Move the shampoo
When you are working in a service industry, like cleaning, accounting or consulting, people pay you for an outcome — a clean house, a tax return or some professional advice — and placing a value on that can be tricky.
Take the oft-cited anecdote of the mechanic, for example. A guy takes his car to a mechanic because the engine is faltering. The mechanic picks up a hammer, hits the engine and it begins to run perfectly. “That will be $100”, says the mechanic. “$100? That’s outrageous – all you did was hit the engine!” the customer splutters. “It was only $1 to hit the engine”, the mechanic replies calmly. “It was $99 to know where to hit it.”
The issue is often one of perceived effort. People are more willing to pay if they feel it has cost you in sweat to deliver the service.
That was the genius of the cleaners moving the shampoo bottle. It was their way of saying “we cleaned absolutely everything and everywhere”. They deliberately interrupted their client’s System 1, habitual thinking with a System 2 reminder.
Show me your effort
If you are in professional services and occasionally get push back on your pricing, it means your customer is not convinced of your value. Here are some tips on how to bolster your stocks:
- Talk about other projects you’ve worked on and the challenges you faced in coming to a solution. Get them to feel you have ‘rolled up your sleeves’ before so they know you have what it takes;
- Sketch out a project timeline including key milestones so they get a feel for what’s happening even when you are not with them;

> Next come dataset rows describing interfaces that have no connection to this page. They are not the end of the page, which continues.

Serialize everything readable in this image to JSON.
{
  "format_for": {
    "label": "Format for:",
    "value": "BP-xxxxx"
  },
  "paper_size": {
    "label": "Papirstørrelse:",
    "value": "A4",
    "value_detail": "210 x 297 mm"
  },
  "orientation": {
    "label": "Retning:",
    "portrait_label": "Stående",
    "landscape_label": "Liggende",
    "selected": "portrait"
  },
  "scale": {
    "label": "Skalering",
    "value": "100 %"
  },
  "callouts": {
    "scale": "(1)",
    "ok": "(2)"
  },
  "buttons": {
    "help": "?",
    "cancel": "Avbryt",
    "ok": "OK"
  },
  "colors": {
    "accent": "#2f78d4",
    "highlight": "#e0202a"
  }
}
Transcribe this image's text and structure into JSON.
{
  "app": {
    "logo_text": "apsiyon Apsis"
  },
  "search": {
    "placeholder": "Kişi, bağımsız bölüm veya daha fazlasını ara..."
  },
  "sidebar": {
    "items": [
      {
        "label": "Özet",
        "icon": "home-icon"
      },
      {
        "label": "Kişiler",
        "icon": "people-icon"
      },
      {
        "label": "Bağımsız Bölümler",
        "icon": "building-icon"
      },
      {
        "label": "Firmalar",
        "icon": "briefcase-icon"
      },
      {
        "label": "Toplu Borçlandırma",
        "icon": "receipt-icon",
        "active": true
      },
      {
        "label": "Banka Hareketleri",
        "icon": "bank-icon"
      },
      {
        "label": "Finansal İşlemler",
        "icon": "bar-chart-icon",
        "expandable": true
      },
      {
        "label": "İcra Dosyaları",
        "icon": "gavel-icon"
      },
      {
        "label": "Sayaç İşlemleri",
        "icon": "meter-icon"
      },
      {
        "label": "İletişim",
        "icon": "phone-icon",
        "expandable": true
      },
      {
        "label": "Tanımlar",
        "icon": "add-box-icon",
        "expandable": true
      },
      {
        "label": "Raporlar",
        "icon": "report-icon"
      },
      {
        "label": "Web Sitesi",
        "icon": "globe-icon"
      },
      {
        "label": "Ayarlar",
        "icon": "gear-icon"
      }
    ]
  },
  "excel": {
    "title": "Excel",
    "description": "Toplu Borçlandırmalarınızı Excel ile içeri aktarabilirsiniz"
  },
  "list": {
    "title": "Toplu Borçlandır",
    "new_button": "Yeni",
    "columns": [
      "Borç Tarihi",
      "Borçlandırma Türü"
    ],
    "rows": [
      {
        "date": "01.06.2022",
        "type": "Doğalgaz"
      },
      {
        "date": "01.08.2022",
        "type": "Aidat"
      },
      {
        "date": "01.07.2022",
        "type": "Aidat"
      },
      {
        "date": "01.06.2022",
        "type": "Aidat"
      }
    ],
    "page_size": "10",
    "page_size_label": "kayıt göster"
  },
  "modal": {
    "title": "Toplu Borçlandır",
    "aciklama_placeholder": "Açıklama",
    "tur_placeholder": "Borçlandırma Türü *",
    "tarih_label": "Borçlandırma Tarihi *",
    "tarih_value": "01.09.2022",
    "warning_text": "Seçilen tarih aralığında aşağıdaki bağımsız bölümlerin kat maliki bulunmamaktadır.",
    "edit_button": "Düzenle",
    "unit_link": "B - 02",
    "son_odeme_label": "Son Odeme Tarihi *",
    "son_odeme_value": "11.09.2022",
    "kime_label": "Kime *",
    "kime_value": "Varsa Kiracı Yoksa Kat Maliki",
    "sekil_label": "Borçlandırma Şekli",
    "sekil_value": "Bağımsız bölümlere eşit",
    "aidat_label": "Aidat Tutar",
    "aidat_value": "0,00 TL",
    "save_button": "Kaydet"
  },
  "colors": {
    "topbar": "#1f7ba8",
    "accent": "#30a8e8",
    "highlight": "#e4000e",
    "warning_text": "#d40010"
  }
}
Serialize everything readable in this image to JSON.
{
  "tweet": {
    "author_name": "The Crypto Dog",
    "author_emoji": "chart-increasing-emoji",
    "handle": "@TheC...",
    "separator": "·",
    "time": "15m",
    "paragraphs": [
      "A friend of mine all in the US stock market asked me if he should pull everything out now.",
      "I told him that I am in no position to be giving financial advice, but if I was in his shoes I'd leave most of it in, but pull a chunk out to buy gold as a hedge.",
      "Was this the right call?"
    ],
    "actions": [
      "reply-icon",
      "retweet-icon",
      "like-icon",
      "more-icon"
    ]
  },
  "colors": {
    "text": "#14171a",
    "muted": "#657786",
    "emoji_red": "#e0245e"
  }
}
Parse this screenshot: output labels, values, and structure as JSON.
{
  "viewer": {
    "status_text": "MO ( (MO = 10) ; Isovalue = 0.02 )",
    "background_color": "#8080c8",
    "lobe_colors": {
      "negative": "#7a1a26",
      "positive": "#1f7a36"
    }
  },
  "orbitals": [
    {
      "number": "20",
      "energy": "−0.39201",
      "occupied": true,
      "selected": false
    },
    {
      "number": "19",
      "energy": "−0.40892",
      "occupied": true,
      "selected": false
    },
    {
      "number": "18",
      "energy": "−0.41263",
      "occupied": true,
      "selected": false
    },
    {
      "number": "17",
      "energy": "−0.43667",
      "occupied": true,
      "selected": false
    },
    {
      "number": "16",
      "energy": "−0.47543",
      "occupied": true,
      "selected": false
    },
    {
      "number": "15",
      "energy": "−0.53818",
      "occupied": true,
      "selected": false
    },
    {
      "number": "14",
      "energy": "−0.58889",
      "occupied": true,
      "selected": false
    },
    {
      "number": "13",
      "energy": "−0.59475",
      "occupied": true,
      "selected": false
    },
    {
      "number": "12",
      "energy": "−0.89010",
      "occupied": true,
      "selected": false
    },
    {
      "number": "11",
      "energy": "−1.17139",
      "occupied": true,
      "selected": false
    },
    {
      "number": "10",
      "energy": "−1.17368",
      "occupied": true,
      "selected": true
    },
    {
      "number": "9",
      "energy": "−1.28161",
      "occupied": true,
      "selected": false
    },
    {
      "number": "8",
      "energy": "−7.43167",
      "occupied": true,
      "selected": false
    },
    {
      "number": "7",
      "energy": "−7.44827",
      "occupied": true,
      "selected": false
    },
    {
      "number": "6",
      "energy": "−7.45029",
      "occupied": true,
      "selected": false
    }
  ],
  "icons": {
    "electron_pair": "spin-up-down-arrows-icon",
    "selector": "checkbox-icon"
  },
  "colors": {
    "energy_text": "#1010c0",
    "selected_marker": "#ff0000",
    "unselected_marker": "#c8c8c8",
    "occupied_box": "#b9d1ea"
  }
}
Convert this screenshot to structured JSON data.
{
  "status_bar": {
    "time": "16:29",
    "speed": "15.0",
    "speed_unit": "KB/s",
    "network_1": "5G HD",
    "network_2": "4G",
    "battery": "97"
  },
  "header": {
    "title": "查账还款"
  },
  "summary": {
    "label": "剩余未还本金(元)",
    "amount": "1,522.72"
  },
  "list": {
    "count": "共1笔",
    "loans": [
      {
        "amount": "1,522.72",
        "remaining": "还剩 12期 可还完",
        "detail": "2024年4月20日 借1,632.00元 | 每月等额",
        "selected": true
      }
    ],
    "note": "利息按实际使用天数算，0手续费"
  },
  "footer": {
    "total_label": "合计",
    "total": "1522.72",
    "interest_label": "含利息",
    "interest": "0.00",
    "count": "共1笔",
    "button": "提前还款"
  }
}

- If they haven’t seen you much, send through short progress updates via email to assure them you are working on their project;
- Create artefacts of your effort. For instance, take photos of your brainstorming and share them with your client (see example below); and
- In your debrief, mention any ideas you discarded along the way — don’t just tell them the answer, take them through the permutations it took to get there. Your goal is to give them a sense of the effort you have expended (this is like moving the shampoo).
Similar lessons can be applied to products too. Talking about the provenance of the product, how many hours it takes to manufacture, the craftsmanship involved, and/or its special characteristics can enhance perceptions of value.
Don’t take your value for granted
In short, if you take your skills and expertise for granted, your customer will too. While whatever you do may come relatively easily to you, you are being employed because it doesn’t come easily to others. Show a little of what you have expended and your customer will value you for it.